Julio was living off an impressive free agent contract that was signed in December 1984, a six-year deal between $3.6 and $4.8 million. He never finished out his contract.

Julio played in 1,156 games; swiped 343 bases; don’t forget impressive .982 defense at second base.

Released by the White Sox in July 1987, Cruz signed as a free agent with Los Angeles. But the 1987 Dodgers already had a second baseman. Steve Sax would go on to lead his team to a World Series title a year later. Julio never actually played in L.A.

A TERRIER HALL OF FAME RETURN

He was part of the second class of Hall of Fame inductees at his former high school. In fact, Julio unwittingly opened the door to a humorous line given by fellow inductee Brian Billick, of Super Bowl fame.

Julio had spoken emotionally about his Terrier days. The memories. Boy, he had fun. The teams he’d played on. There was some success. The Terriers, with Cruz in the lineup, won the first Citrus Belt League title in 1971 — 44 years after their previous championship from 1927.

At the Redlands Hall of Fame podium, Cruz shared a memory.

“Just being in the showers with guys like Brian Billick was a thrill. Those were highlights for me. I’ll never get over that.”

Billick, the Terrier great defensive back/QB who was head coach of the Baltimore Ravens when they won the Super Bowl, was being inducted the same night.

In fact, Billick broke the crowd up when he said, “Julio, it’s amazing to me that you felt like the highlight of your high school career was taking a shower with me.”
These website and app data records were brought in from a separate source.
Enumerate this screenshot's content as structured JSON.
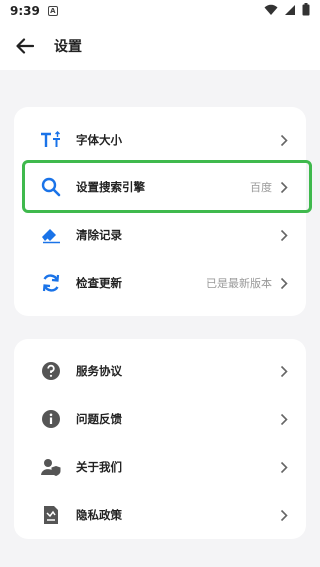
{
  "status_bar": {
    "time": "9:39",
    "notif_icon": "A"
  },
  "app_bar": {
    "title": "设置"
  },
  "section1": [
    {
      "label": "字体大小",
      "value": ""
    },
    {
      "label": "设置搜索引擎",
      "value": "百度"
    },
    {
      "label": "清除记录",
      "value": ""
    },
    {
      "label": "检查更新",
      "value": "已是最新版本"
    }
  ],
  "section2": [
    {
      "label": "服务协议"
    },
    {
      "label": "问题反馈"
    },
    {
      "label": "关于我们"
    },
    {
      "label": "隐私政策"
    }
  ],
  "colors": {
    "accent": "#1a73e8",
    "highlight": "#3fb94d",
    "icon_gray": "#555555"
  }
}
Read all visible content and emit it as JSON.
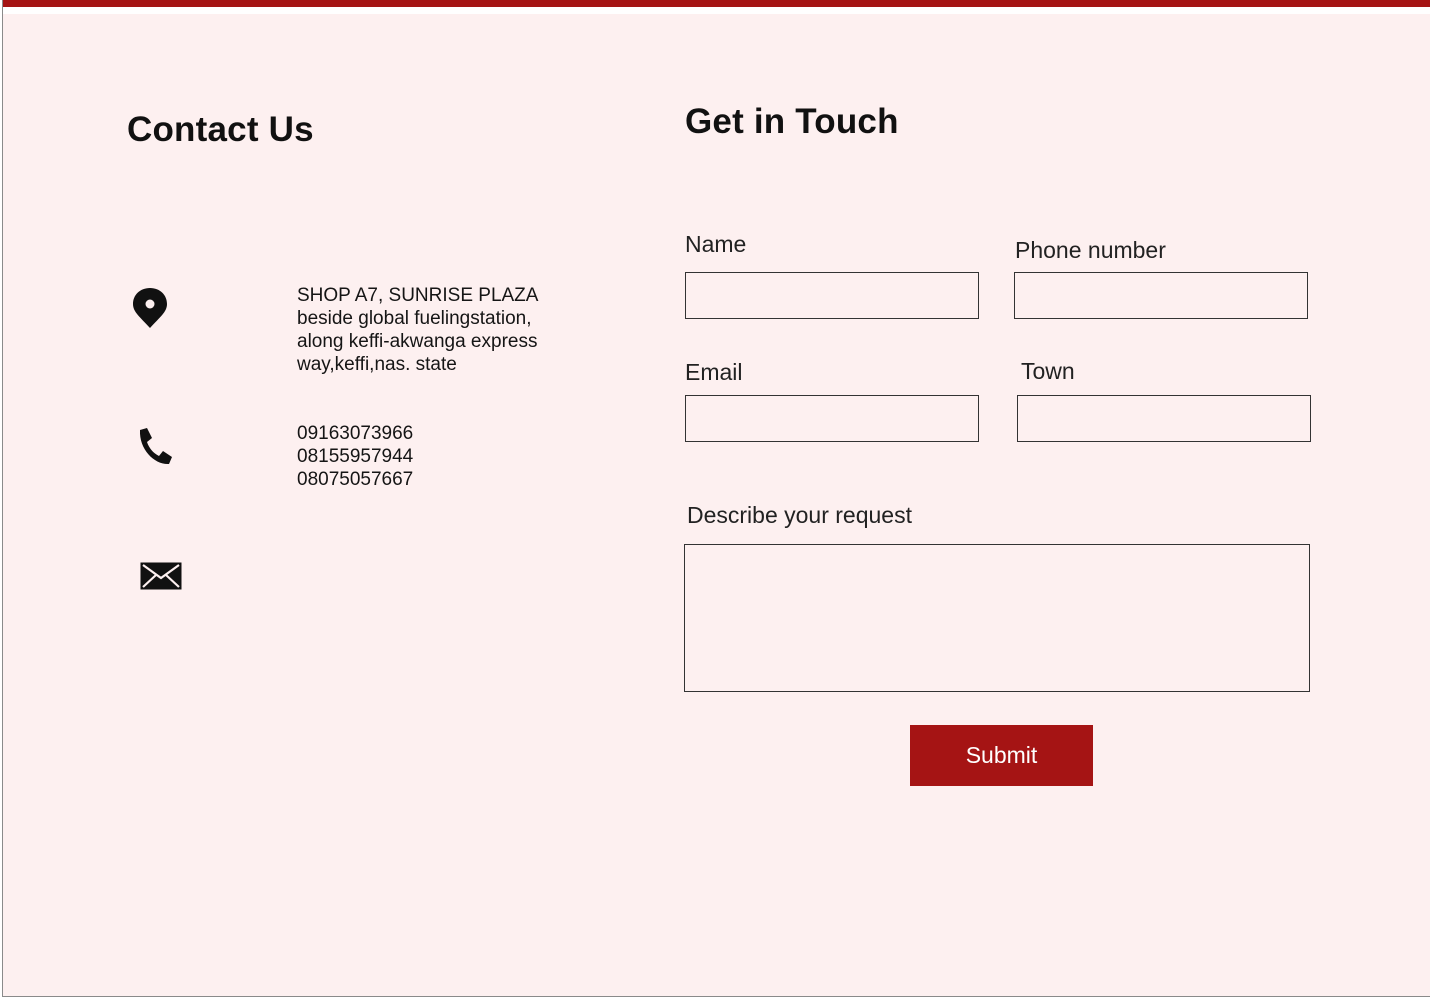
{
  "colors": {
    "accent": "#a51414",
    "background": "#fdf0f0",
    "text": "#111111"
  },
  "contact": {
    "title": "Contact Us",
    "address": {
      "icon": "location-pin-icon",
      "lines": [
        "SHOP A7, SUNRISE PLAZA",
        "beside global fuelingstation,",
        "along keffi-akwanga express",
        "way,keffi,nas. state"
      ]
    },
    "phone": {
      "icon": "phone-icon",
      "numbers": [
        "09163073966",
        "08155957944",
        "08075057667"
      ]
    },
    "email": {
      "icon": "mail-icon"
    }
  },
  "form": {
    "title": "Get in Touch",
    "name_label": "Name",
    "phone_label": "Phone number",
    "email_label": "Email",
    "town_label": "Town",
    "request_label": "Describe your request",
    "name_value": "",
    "phone_value": "",
    "email_value": "",
    "town_value": "",
    "request_value": "",
    "submit_label": "Submit"
  }
}
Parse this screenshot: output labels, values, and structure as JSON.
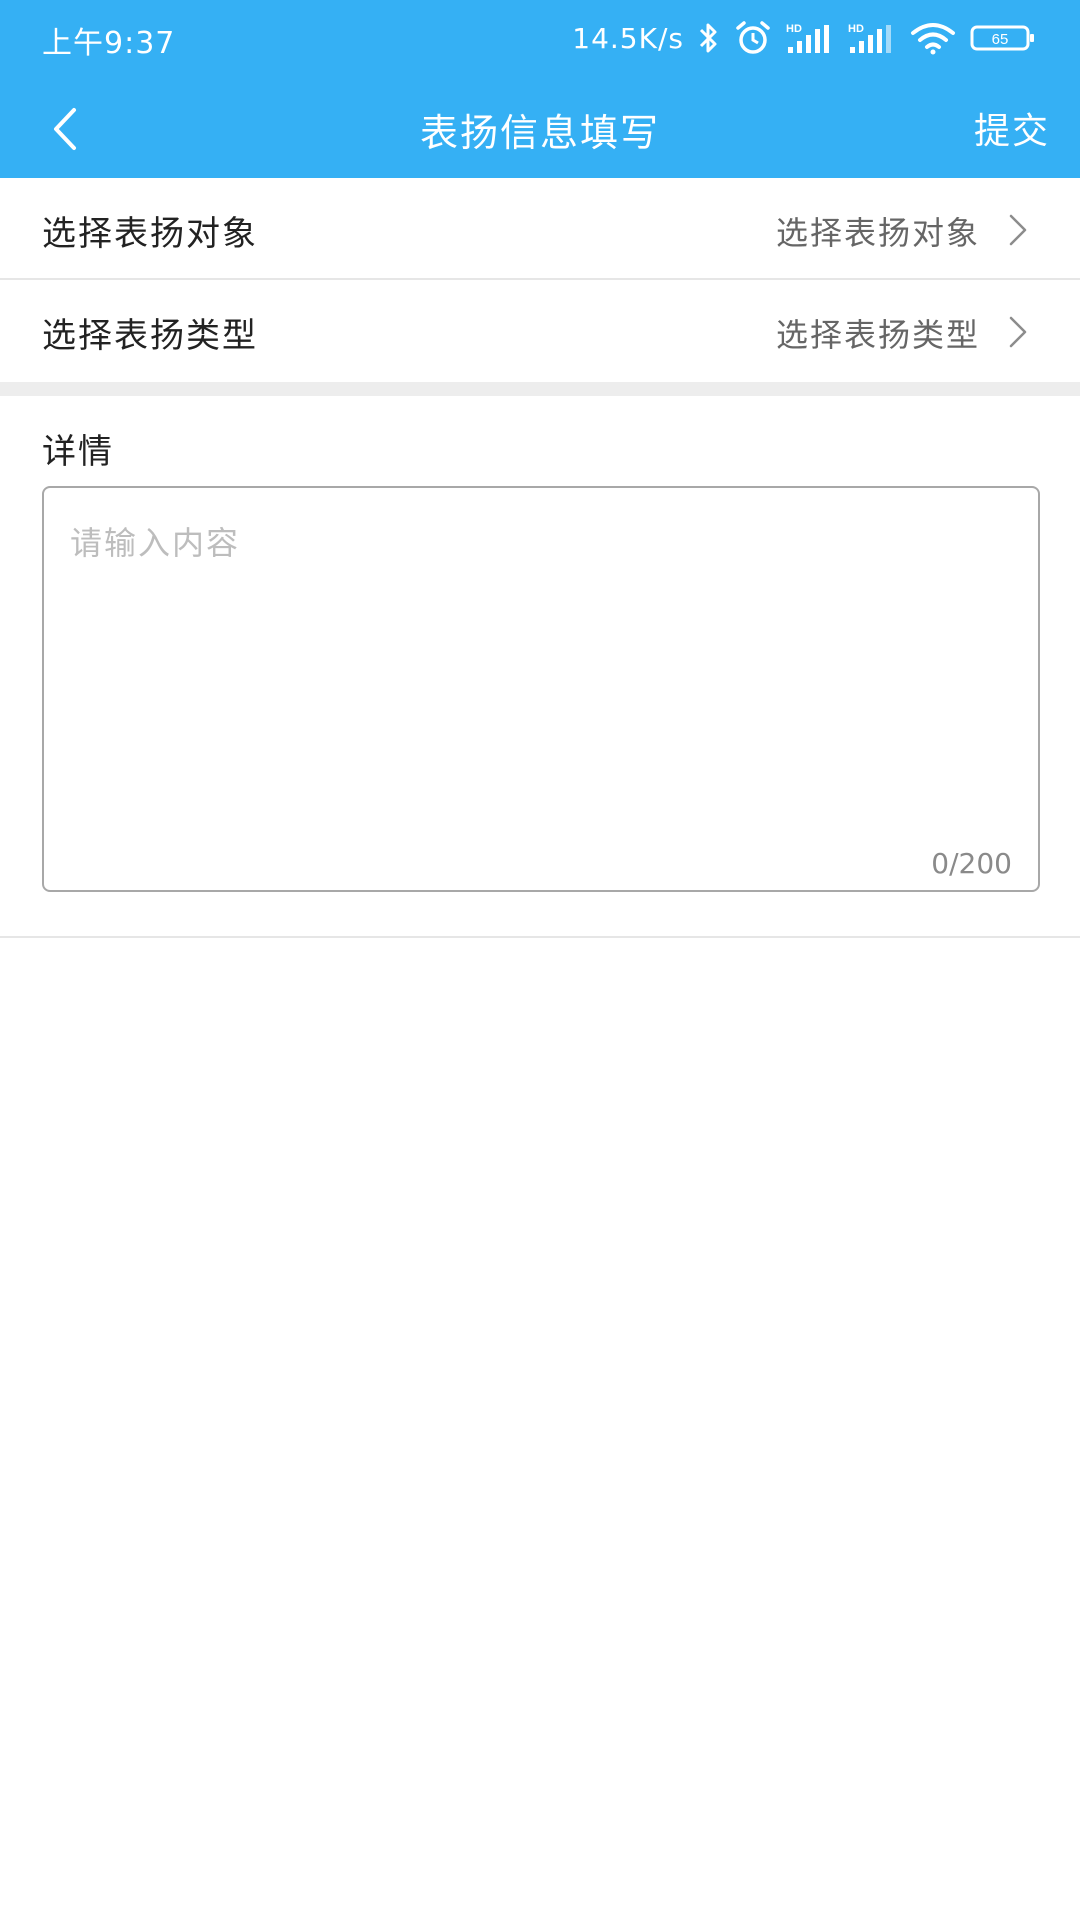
{
  "status_bar": {
    "time": "上午9:37",
    "network_speed": "14.5K/s",
    "icons": [
      "bluetooth-icon",
      "alarm-icon",
      "signal-hd-icon",
      "signal-hd-icon",
      "wifi-icon",
      "battery-icon"
    ],
    "battery_level": "65"
  },
  "nav": {
    "title": "表扬信息填写",
    "back_icon": "chevron-left-icon",
    "submit_label": "提交"
  },
  "form": {
    "rows": [
      {
        "label": "选择表扬对象",
        "value": "选择表扬对象",
        "icon": "chevron-right-icon"
      },
      {
        "label": "选择表扬类型",
        "value": "选择表扬类型",
        "icon": "chevron-right-icon"
      }
    ],
    "details": {
      "label": "详情",
      "placeholder": "请输入内容",
      "counter": "0/200"
    }
  },
  "colors": {
    "header": "#35b0f4",
    "text_primary": "#222222",
    "text_secondary": "#666666",
    "placeholder": "#bdbdbd",
    "divider": "#e6e6e6"
  }
}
A few years before that Hall of Fame moment, Cruz, along with ex-major leaguer Rudy Law and Hall of Fame pitcher Ferguson Jenkins took part in a baseball clinic at Community Field. Former Pirates and Yankees pitcher Dock Ellis, I was told, showed up late.

Hundreds of youth had shown up for that historic event at the corner of Church and San Bernardino. This was a rare moment for local youth.

Dads let their kids know who this guy was. Julio Cruz, of Redlands. Former major leaguer. Little guy. Second baseman. Switch hitter. Lots of speed. Wanna be a big leaguer? Listen. Watch.

Jenkins and Law couldn’t have been more classy.

Julio, the ex-Terrier, knew he was at home.

They gave tips. They shared stories. They shook hands. Smiled. They signed autographs.

Julio became a coach. Broadcasting games for the Mariners, Julio Cruz took his Brooklyn-to-Redlands-to-Seattle-to-Chicago travels really well.

Why not a Terrier Hall of Famer? He fit the mold. While playing with, or against, all those MBL Hall of Famers, he played for one Cooperstown-bound manager, La Russa.

It was a diamond-style Redlands Connection.